-- ABOUT THIS TASK --
Copy every line of the records below that holds the word "JSON".

========================

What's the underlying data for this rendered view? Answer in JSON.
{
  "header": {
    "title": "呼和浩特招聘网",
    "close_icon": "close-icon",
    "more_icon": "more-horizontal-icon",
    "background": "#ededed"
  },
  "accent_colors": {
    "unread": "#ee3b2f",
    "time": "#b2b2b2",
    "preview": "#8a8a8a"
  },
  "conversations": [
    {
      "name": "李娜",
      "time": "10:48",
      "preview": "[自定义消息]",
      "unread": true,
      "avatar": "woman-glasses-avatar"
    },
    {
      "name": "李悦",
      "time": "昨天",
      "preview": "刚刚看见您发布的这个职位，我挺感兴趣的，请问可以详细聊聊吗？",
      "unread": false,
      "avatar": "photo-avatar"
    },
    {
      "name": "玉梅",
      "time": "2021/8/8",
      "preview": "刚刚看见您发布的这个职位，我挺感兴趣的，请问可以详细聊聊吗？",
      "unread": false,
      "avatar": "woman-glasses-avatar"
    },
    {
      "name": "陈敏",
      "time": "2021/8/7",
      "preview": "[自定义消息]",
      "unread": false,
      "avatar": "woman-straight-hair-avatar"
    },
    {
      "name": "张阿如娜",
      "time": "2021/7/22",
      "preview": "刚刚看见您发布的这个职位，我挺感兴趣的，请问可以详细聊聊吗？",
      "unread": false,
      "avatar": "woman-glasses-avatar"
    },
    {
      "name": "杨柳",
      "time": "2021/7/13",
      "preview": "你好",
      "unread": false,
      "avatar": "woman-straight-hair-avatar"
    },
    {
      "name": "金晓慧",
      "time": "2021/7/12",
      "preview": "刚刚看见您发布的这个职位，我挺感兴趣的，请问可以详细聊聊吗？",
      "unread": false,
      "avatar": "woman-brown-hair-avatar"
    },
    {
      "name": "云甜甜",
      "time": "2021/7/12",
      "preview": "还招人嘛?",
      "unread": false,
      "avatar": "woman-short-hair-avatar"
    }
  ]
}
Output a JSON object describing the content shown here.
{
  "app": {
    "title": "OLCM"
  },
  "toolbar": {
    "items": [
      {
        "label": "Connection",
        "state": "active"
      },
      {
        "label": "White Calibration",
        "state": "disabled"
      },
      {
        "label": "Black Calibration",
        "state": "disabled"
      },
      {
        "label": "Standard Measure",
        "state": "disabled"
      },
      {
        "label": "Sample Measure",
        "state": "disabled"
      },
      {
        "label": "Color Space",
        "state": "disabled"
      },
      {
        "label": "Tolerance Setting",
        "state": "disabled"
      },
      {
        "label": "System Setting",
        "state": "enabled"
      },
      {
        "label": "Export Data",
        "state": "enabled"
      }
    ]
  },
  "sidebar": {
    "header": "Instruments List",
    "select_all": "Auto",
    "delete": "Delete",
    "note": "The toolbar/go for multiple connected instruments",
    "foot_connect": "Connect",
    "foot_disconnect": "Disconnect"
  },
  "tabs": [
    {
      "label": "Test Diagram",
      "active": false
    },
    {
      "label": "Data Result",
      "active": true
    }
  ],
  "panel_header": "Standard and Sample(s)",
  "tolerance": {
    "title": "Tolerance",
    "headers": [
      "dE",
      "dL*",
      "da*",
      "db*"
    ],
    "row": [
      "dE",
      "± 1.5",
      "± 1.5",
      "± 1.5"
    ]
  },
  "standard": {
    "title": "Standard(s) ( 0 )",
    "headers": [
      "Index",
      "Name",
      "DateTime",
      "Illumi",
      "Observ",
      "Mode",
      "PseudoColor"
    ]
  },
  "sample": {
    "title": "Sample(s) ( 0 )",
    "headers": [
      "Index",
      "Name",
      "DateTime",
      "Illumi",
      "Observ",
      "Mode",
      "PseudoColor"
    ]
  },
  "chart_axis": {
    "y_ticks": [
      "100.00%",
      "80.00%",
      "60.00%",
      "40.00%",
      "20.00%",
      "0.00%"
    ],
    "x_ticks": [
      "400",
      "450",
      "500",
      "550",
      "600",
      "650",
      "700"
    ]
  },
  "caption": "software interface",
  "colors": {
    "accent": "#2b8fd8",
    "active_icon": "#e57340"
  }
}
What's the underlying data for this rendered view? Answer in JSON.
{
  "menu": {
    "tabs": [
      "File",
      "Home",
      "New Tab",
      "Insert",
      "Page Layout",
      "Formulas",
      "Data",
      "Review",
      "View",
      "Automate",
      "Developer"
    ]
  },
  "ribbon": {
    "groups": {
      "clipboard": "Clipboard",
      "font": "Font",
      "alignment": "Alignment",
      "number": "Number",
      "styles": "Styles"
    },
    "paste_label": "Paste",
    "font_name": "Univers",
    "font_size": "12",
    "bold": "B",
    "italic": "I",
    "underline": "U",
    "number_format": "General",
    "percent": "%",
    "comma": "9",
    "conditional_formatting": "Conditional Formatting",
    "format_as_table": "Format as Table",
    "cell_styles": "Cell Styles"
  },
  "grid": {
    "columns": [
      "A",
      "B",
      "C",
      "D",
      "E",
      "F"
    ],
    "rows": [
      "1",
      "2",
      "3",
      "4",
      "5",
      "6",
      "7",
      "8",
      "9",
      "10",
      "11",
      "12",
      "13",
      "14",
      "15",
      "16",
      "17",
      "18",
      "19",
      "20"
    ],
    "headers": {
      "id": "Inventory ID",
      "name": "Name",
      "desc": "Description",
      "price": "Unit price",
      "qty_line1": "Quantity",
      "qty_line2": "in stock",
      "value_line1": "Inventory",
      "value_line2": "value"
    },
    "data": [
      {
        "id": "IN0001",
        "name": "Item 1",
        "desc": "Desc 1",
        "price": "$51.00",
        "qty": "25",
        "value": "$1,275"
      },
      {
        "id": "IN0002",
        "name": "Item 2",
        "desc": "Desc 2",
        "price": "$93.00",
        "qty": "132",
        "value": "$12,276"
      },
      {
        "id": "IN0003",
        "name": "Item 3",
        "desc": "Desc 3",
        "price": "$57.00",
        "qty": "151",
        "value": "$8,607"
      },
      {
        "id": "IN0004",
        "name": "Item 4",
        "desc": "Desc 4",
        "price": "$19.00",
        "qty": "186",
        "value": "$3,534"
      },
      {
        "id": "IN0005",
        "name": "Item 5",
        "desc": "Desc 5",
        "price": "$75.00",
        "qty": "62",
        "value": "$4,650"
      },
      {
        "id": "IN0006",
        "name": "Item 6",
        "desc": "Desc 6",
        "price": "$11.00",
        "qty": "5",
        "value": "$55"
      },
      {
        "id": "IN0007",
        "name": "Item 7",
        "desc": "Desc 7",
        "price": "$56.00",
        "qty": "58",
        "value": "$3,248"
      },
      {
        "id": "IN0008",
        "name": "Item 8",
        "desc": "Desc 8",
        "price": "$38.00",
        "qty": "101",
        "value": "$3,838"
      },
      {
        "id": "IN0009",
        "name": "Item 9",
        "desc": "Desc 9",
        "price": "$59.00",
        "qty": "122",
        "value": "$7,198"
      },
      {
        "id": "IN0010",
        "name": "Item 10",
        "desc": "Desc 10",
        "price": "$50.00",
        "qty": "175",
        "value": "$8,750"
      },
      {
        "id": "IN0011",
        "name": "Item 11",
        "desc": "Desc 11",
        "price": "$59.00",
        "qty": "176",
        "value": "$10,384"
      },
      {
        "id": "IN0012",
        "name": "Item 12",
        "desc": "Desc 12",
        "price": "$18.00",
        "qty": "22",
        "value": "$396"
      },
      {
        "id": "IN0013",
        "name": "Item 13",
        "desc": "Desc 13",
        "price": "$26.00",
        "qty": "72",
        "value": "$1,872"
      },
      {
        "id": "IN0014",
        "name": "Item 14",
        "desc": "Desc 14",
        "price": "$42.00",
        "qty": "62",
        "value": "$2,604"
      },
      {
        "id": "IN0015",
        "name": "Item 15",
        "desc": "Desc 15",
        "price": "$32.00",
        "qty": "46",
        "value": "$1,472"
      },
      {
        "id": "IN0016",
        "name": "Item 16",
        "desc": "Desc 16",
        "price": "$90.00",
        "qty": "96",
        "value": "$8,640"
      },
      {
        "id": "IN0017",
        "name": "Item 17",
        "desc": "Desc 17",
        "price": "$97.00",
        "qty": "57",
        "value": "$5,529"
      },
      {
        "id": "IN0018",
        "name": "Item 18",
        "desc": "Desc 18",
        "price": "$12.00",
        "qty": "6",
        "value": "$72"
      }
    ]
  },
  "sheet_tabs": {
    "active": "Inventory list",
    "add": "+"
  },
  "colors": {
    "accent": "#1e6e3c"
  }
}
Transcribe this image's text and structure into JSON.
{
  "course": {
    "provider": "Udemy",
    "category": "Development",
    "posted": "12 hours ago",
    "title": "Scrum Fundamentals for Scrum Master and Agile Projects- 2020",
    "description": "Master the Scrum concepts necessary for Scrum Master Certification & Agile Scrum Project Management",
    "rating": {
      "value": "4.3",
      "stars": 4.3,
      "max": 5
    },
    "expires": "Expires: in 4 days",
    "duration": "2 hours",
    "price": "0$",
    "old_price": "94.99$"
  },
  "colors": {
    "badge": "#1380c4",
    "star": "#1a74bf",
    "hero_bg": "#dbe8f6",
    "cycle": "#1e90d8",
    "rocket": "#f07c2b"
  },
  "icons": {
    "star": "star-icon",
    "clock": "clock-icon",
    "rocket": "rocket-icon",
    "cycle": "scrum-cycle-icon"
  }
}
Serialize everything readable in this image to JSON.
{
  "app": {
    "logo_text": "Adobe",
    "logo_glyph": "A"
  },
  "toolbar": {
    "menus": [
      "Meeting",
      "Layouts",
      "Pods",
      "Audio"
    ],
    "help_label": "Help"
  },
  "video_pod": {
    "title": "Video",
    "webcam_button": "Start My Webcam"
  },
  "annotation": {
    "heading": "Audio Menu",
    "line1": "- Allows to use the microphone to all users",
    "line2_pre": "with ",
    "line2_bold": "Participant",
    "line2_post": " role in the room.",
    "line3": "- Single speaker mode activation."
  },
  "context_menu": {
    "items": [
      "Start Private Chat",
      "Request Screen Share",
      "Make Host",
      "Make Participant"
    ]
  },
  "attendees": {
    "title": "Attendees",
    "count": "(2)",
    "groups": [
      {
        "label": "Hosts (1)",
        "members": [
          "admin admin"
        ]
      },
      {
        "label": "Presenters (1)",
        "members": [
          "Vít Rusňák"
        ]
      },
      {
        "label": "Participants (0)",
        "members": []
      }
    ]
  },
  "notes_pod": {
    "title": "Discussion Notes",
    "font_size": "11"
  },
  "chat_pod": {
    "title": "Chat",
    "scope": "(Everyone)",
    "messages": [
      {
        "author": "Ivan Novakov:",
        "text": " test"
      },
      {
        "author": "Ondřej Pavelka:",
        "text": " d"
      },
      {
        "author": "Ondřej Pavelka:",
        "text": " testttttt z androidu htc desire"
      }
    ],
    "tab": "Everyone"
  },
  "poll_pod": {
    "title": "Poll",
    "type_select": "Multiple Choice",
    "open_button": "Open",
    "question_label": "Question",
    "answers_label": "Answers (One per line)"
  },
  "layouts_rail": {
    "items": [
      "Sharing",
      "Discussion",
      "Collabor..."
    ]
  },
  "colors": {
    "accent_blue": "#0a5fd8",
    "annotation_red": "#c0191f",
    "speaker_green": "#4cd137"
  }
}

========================

-- EXERCISE RESULT --
What's the underlying data for this rendered view? Answer in JSON.
Output a JSON object describing the content shown here.
What's the underlying data for this rendered view? Answer in JSON.
Transcribe this image's text and structure into JSON.
Serialize everything readable in this image to JSON.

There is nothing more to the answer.